So what will happen to the 411-unit company? “Everything is up for grabs at this point,” says Stephen Anderson, an analyst at Maxim Group, a New York-based investment bank. “The most likely event that will occur is a refranchising,” or selling of company-owned restaurants to franchisees.

A private-equity firm could also snap up Potbelly, just as Panera was earlier this year when JAB Holdings took the company private in a blockbuster deal worth $7.5 billion.

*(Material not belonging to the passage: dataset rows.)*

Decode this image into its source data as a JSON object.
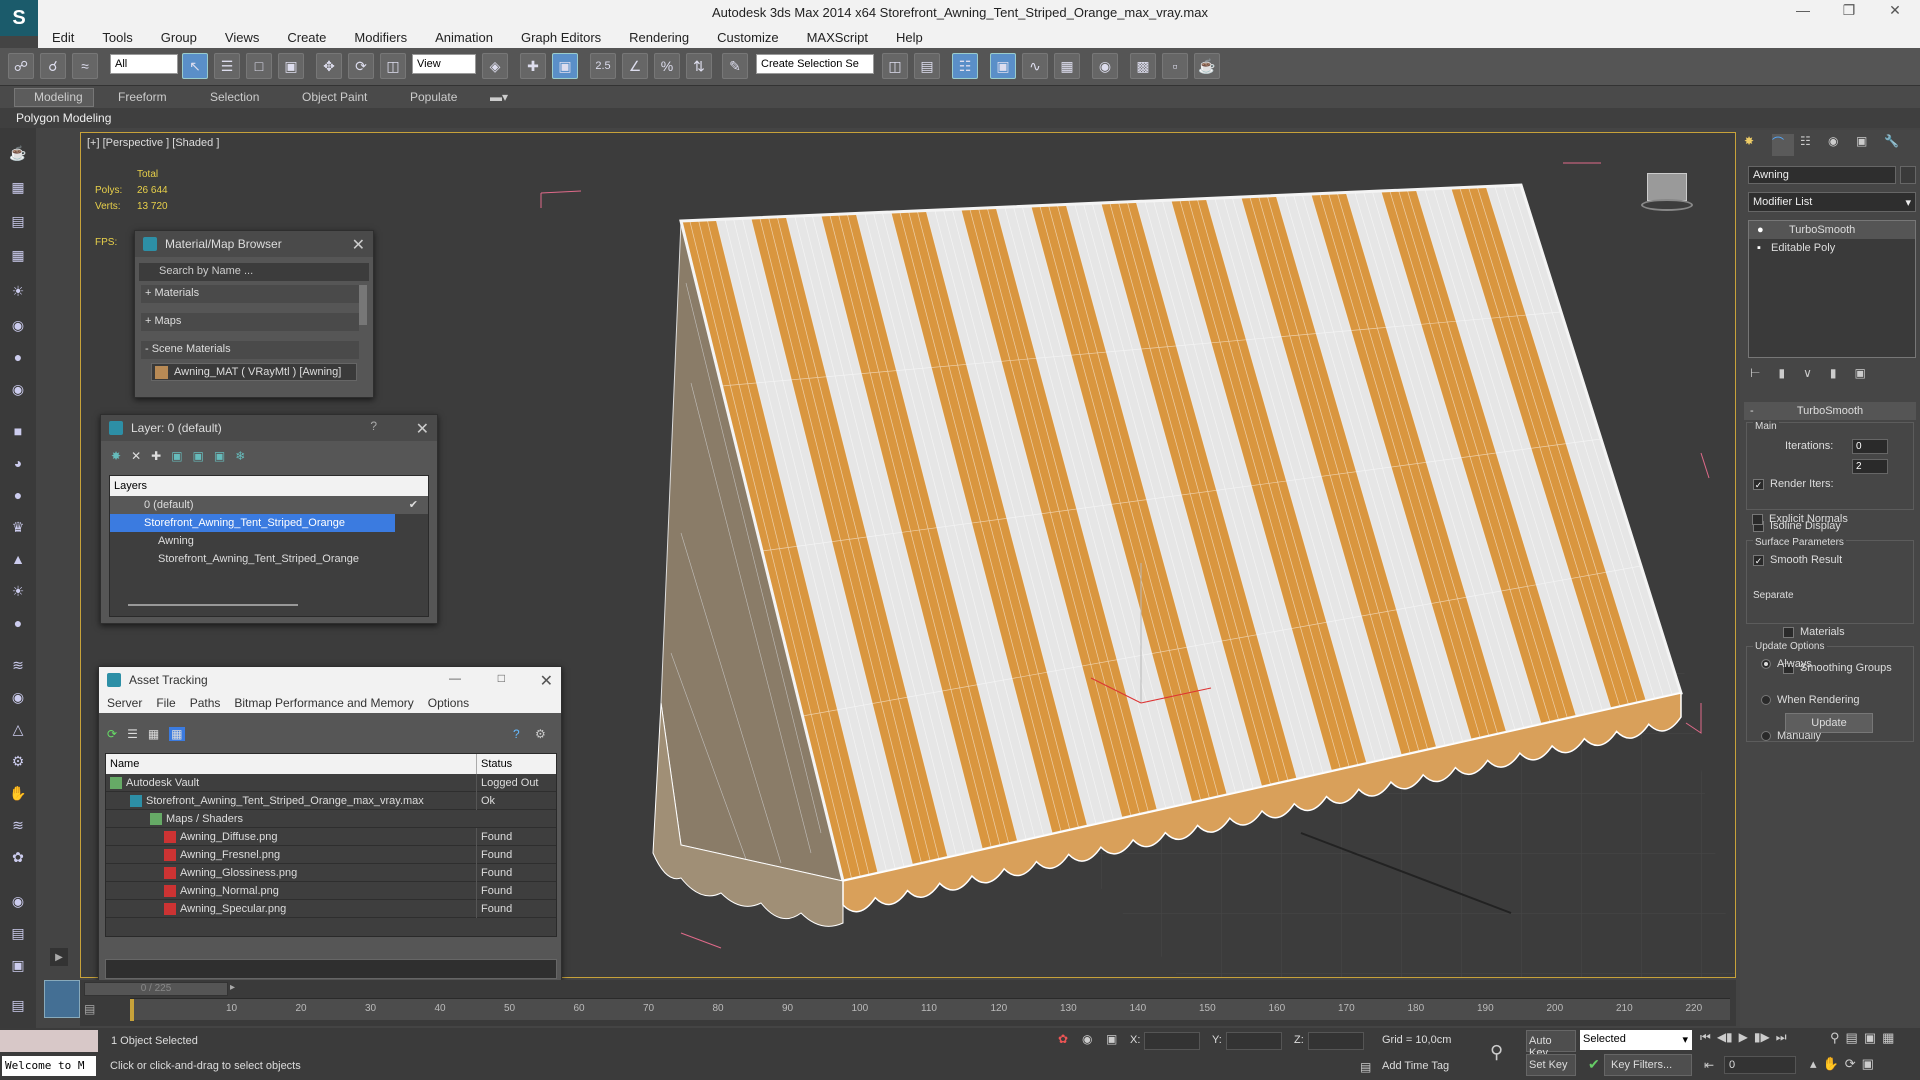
{
  "title": "Autodesk 3ds Max  2014 x64    Storefront_Awning_Tent_Striped_Orange_max_vray.max",
  "menu": [
    "Edit",
    "Tools",
    "Group",
    "Views",
    "Create",
    "Modifiers",
    "Animation",
    "Graph Editors",
    "Rendering",
    "Customize",
    "MAXScript",
    "Help"
  ],
  "toolbar": {
    "filter": "All",
    "refcoord": "View",
    "snap_pct": "2.5",
    "selection_set": "Create Selection Se"
  },
  "ribbon": {
    "tabs": [
      "Modeling",
      "Freeform",
      "Selection",
      "Object Paint",
      "Populate"
    ],
    "sub": "Polygon Modeling"
  },
  "viewport": {
    "label": "[+] [Perspective ] [Shaded ]",
    "stats_title": "Total",
    "polys_label": "Polys:",
    "polys": "26 644",
    "verts_label": "Verts:",
    "verts": "13 720",
    "fps_label": "FPS:"
  },
  "mat_browser": {
    "title": "Material/Map Browser",
    "search": "Search by Name ...",
    "sections": [
      "+ Materials",
      "+ Maps",
      "- Scene Materials"
    ],
    "item": "Awning_MAT  ( VRayMtl )  [Awning]"
  },
  "layer": {
    "title": "Layer: 0 (default)",
    "col": "Layers",
    "rows": [
      "0 (default)",
      "Storefront_Awning_Tent_Striped_Orange",
      "Awning",
      "Storefront_Awning_Tent_Striped_Orange"
    ]
  },
  "asset": {
    "title": "Asset Tracking",
    "menu": [
      "Server",
      "File",
      "Paths",
      "Bitmap Performance and Memory",
      "Options"
    ],
    "col_name": "Name",
    "col_status": "Status",
    "rows": [
      {
        "name": "Autodesk Vault",
        "status": "Logged Out"
      },
      {
        "name": "Storefront_Awning_Tent_Striped_Orange_max_vray.max",
        "status": "Ok"
      },
      {
        "name": "Maps / Shaders",
        "status": ""
      },
      {
        "name": "Awning_Diffuse.png",
        "status": "Found"
      },
      {
        "name": "Awning_Fresnel.png",
        "status": "Found"
      },
      {
        "name": "Awning_Glossiness.png",
        "status": "Found"
      },
      {
        "name": "Awning_Normal.png",
        "status": "Found"
      },
      {
        "name": "Awning_Specular.png",
        "status": "Found"
      }
    ]
  },
  "cmd": {
    "name": "Awning",
    "modlist": "Modifier List",
    "stack": [
      "TurboSmooth",
      "Editable Poly"
    ],
    "rollout": "TurboSmooth",
    "main": "Main",
    "iterations_label": "Iterations:",
    "iterations": "0",
    "render_iters_label": "Render Iters:",
    "render_iters": "2",
    "isoline": "Isoline Display",
    "explicit": "Explicit Normals",
    "surface": "Surface Parameters",
    "smooth": "Smooth Result",
    "separate": "Separate",
    "materials": "Materials",
    "smoothing": "Smoothing Groups",
    "update_opts": "Update Options",
    "always": "Always",
    "when_rendering": "When Rendering",
    "manually": "Manually",
    "update_btn": "Update"
  },
  "timeline": {
    "frame": "0 / 225",
    "ticks": [
      "10",
      "20",
      "30",
      "40",
      "50",
      "60",
      "70",
      "80",
      "90",
      "100",
      "110",
      "120",
      "130",
      "140",
      "150",
      "160",
      "170",
      "180",
      "190",
      "200",
      "210",
      "220"
    ]
  },
  "status": {
    "selected": "1 Object Selected",
    "hint": "Click or click-and-drag to select objects",
    "welcome": "Welcome to M",
    "x": "X:",
    "y": "Y:",
    "z": "Z:",
    "grid": "Grid = 10,0cm",
    "autokey": "Auto Key",
    "setkey": "Set Key",
    "selected_dd": "Selected",
    "keyfilters": "Key Filters...",
    "addtime": "Add Time Tag",
    "frame_field": "0"
  }
}
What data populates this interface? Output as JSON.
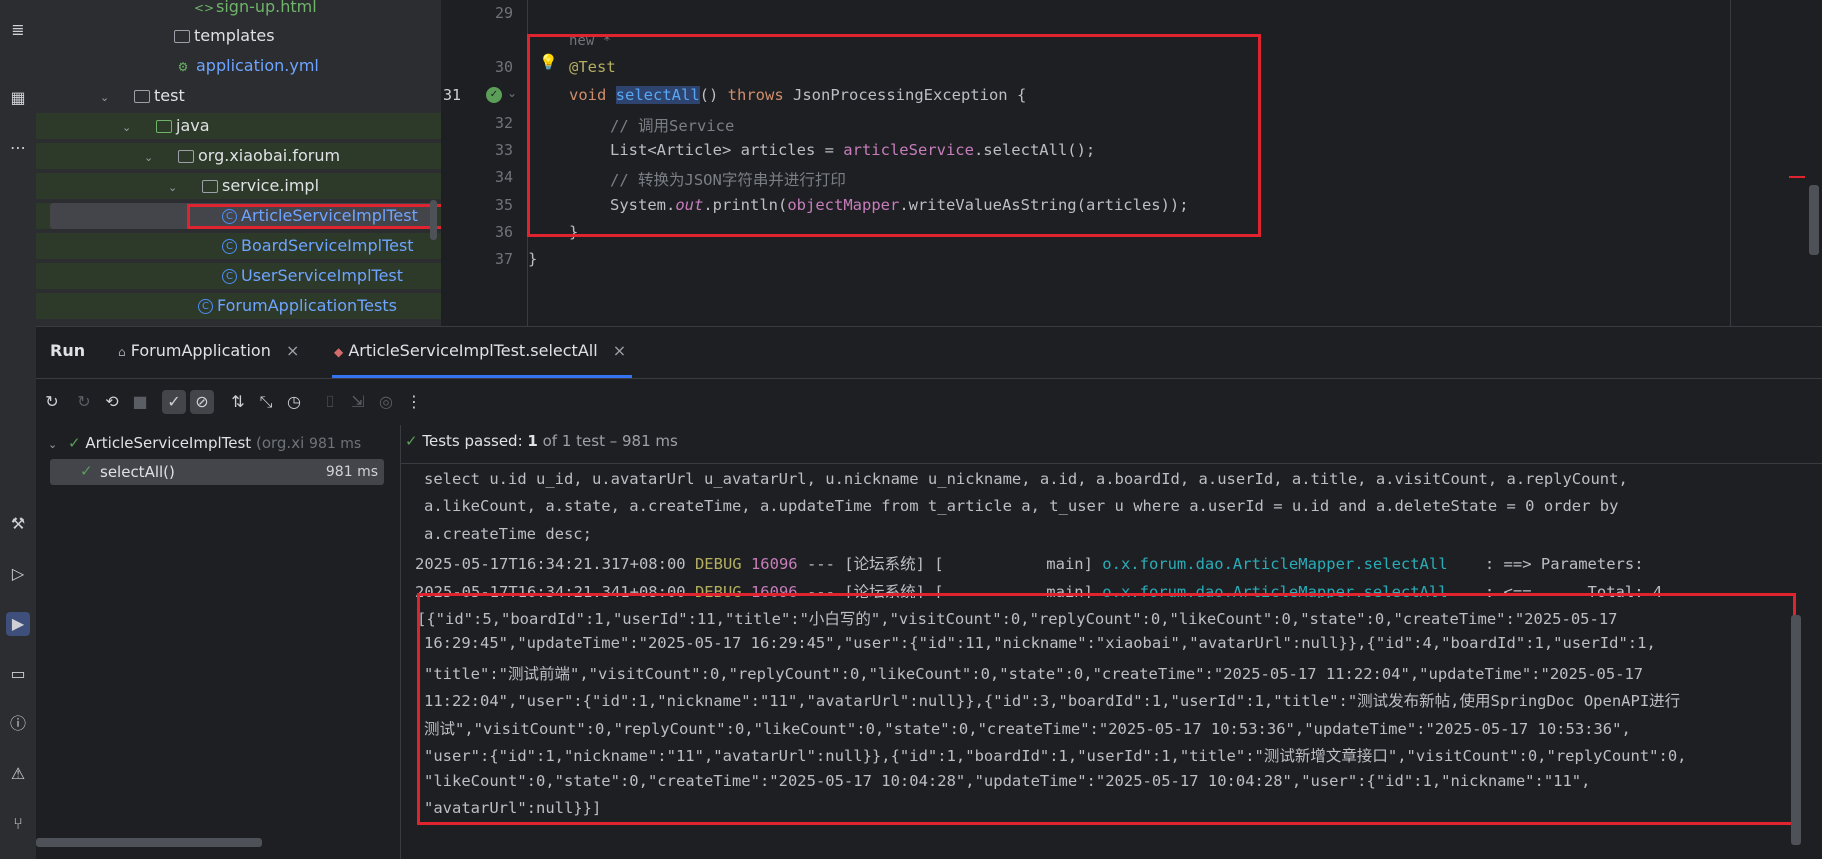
{
  "project_tree": {
    "items": [
      {
        "label": "sign-up.html",
        "kind": "html"
      },
      {
        "label": "templates",
        "kind": "folder"
      },
      {
        "label": "application.yml",
        "kind": "yml"
      },
      {
        "label": "test",
        "kind": "folder"
      },
      {
        "label": "java",
        "kind": "folder"
      },
      {
        "label": "org.xiaobai.forum",
        "kind": "package"
      },
      {
        "label": "service.impl",
        "kind": "package"
      },
      {
        "label": "ArticleServiceImplTest",
        "kind": "class"
      },
      {
        "label": "BoardServiceImplTest",
        "kind": "class"
      },
      {
        "label": "UserServiceImplTest",
        "kind": "class"
      },
      {
        "label": "ForumApplicationTests",
        "kind": "class"
      }
    ]
  },
  "editor": {
    "line_numbers": [
      "29",
      "30",
      "31",
      "32",
      "33",
      "34",
      "35",
      "36",
      "37"
    ],
    "usage_hint": "new *",
    "lines": {
      "l30_annotation": "@Test",
      "l31_void": "void ",
      "l31_method": "selectAll",
      "l31_params": "() ",
      "l31_throws": "throws",
      "l31_rest": " JsonProcessingException {",
      "l32_comment": "// 调用Service",
      "l33_type": "List<Article> articles = ",
      "l33_field": "articleService",
      "l33_call": ".selectAll();",
      "l34_comment": "// 转换为JSON字符串并进行打印",
      "l35_sys": "System.",
      "l35_out": "out",
      "l35_println": ".println(",
      "l35_field": "objectMapper",
      "l35_end": ".writeValueAsString(articles));",
      "l36": "}",
      "l37": "}"
    }
  },
  "run": {
    "title": "Run",
    "tabs": [
      "ForumApplication",
      "ArticleServiceImplTest.selectAll"
    ],
    "test_tree": {
      "root_label": "ArticleServiceImplTest",
      "root_pkg": "(org.xi",
      "root_time": "981 ms",
      "child_label": "selectAll()",
      "child_time": "981 ms"
    },
    "status": {
      "prefix": "Tests passed: ",
      "count": "1",
      "suffix": "of 1 test – 981 ms"
    },
    "console": {
      "sql_lines": [
        "select u.id u_id, u.avatarUrl u_avatarUrl, u.nickname u_nickname, a.id, a.boardId, a.userId, a.title, a.visitCount, a.replyCount,",
        "a.likeCount, a.state, a.createTime, a.updateTime from t_article a, t_user u where a.userId = u.id and a.deleteState = 0 order by",
        "a.createTime desc;"
      ],
      "log1": {
        "ts": "2025-05-17T16:34:21.317+08:00 ",
        "level": "DEBUG",
        "pid": " 16096",
        "mid": " --- [论坛系统] [           main] ",
        "logger": "o.x.forum.dao.ArticleMapper.selectAll",
        "msg": "    : ==> Parameters:"
      },
      "log2": {
        "ts": "2025-05-17T16:34:21.341+08:00 ",
        "level": "DEBUG",
        "pid": " 16096",
        "mid": " --- [论坛系统] [           main] ",
        "logger": "o.x.forum.dao.ArticleMapper.selectAll",
        "msg": "    : <==      Total: 4"
      },
      "json_lines": [
        "[{\"id\":5,\"boardId\":1,\"userId\":11,\"title\":\"小白写的\",\"visitCount\":0,\"replyCount\":0,\"likeCount\":0,\"state\":0,\"createTime\":\"2025-05-17",
        "16:29:45\",\"updateTime\":\"2025-05-17 16:29:45\",\"user\":{\"id\":11,\"nickname\":\"xiaobai\",\"avatarUrl\":null}},{\"id\":4,\"boardId\":1,\"userId\":1,",
        "\"title\":\"测试前端\",\"visitCount\":0,\"replyCount\":0,\"likeCount\":0,\"state\":0,\"createTime\":\"2025-05-17 11:22:04\",\"updateTime\":\"2025-05-17",
        "11:22:04\",\"user\":{\"id\":1,\"nickname\":\"11\",\"avatarUrl\":null}},{\"id\":3,\"boardId\":1,\"userId\":1,\"title\":\"测试发布新帖,使用SpringDoc OpenAPI进行",
        "测试\",\"visitCount\":0,\"replyCount\":0,\"likeCount\":0,\"state\":0,\"createTime\":\"2025-05-17 10:53:36\",\"updateTime\":\"2025-05-17 10:53:36\",",
        "\"user\":{\"id\":1,\"nickname\":\"11\",\"avatarUrl\":null}},{\"id\":1,\"boardId\":1,\"userId\":1,\"title\":\"测试新增文章接口\",\"visitCount\":0,\"replyCount\":0,",
        "\"likeCount\":0,\"state\":0,\"createTime\":\"2025-05-17 10:04:28\",\"updateTime\":\"2025-05-17 10:04:28\",\"user\":{\"id\":1,\"nickname\":\"11\",",
        "\"avatarUrl\":null}}]"
      ]
    }
  }
}
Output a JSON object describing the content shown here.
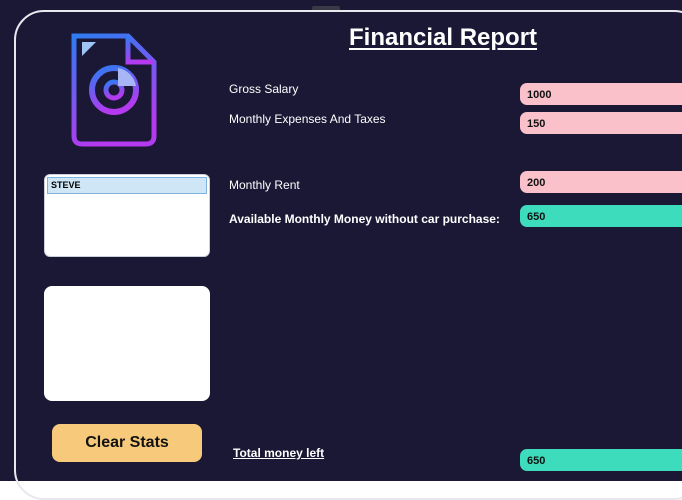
{
  "title": "Financial Report",
  "list": {
    "items": [
      "STEVE"
    ]
  },
  "clear_button": "Clear Stats",
  "rows": {
    "gross_salary": {
      "label": "Gross Salary",
      "value": "1000"
    },
    "monthly_expenses": {
      "label": "Monthly Expenses And Taxes",
      "value": "150"
    },
    "monthly_rent": {
      "label": "Monthly Rent",
      "value": "200"
    },
    "available_money": {
      "label": "Available Monthly Money without car purchase:",
      "value": "650"
    },
    "total_left": {
      "label": "Total money left",
      "value": "650"
    }
  },
  "colors": {
    "background": "#1a1834",
    "input_pink": "#fbc1cb",
    "output_teal": "#3ddcbd",
    "button": "#f7c97a"
  },
  "icons": {
    "logo": "report-document-pie-chart-icon"
  }
}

Potbelly has already attempted to change the economics of high real-estate costs, testing out “dark kitchens” with much success. The term refers to storefronts without seats that serve only take-out, delivery and catering options for their customers. This test has been taking place under a project called “Shop 2020”, a 600-square-foot location inside Lurie Children’s Hospital in Streeterville, Chicago.

According to Michael Coyne, who took over as interim-CEO, the store is “doing phenomenally well, better than even our average revenue at 2,000-square-foot stores,” Coyne said earlier this summer. “We actually have the ability, we think, to go even smaller as long as we have some nearby space for commissary to store some things.” Potbelly executives think the model could work in high-traffic areas including hospitals, office tower lobbies, airports and universities.

Mobile ordering trends continue to rise and are set to eclipse 38 billion dollars of revenue by 2020. More recently, Yum! Brands, the parent company of Taco Bell, KFC, and Pizza Hut, announced that digital ordering now makes up almost 50% of their total delivery and carryout sales in the U.S. With this in mind there are a number of master franchisees that would be interested in taking over a cluster of stores in a given territory. Potbelly is a strong brand, with not too many units. And the food travels well, which is something very important to the success of these dark kitchens that would cater toward take-out. With all options on the table, Potbelly is weighing its options as they move into Q4 of 2017.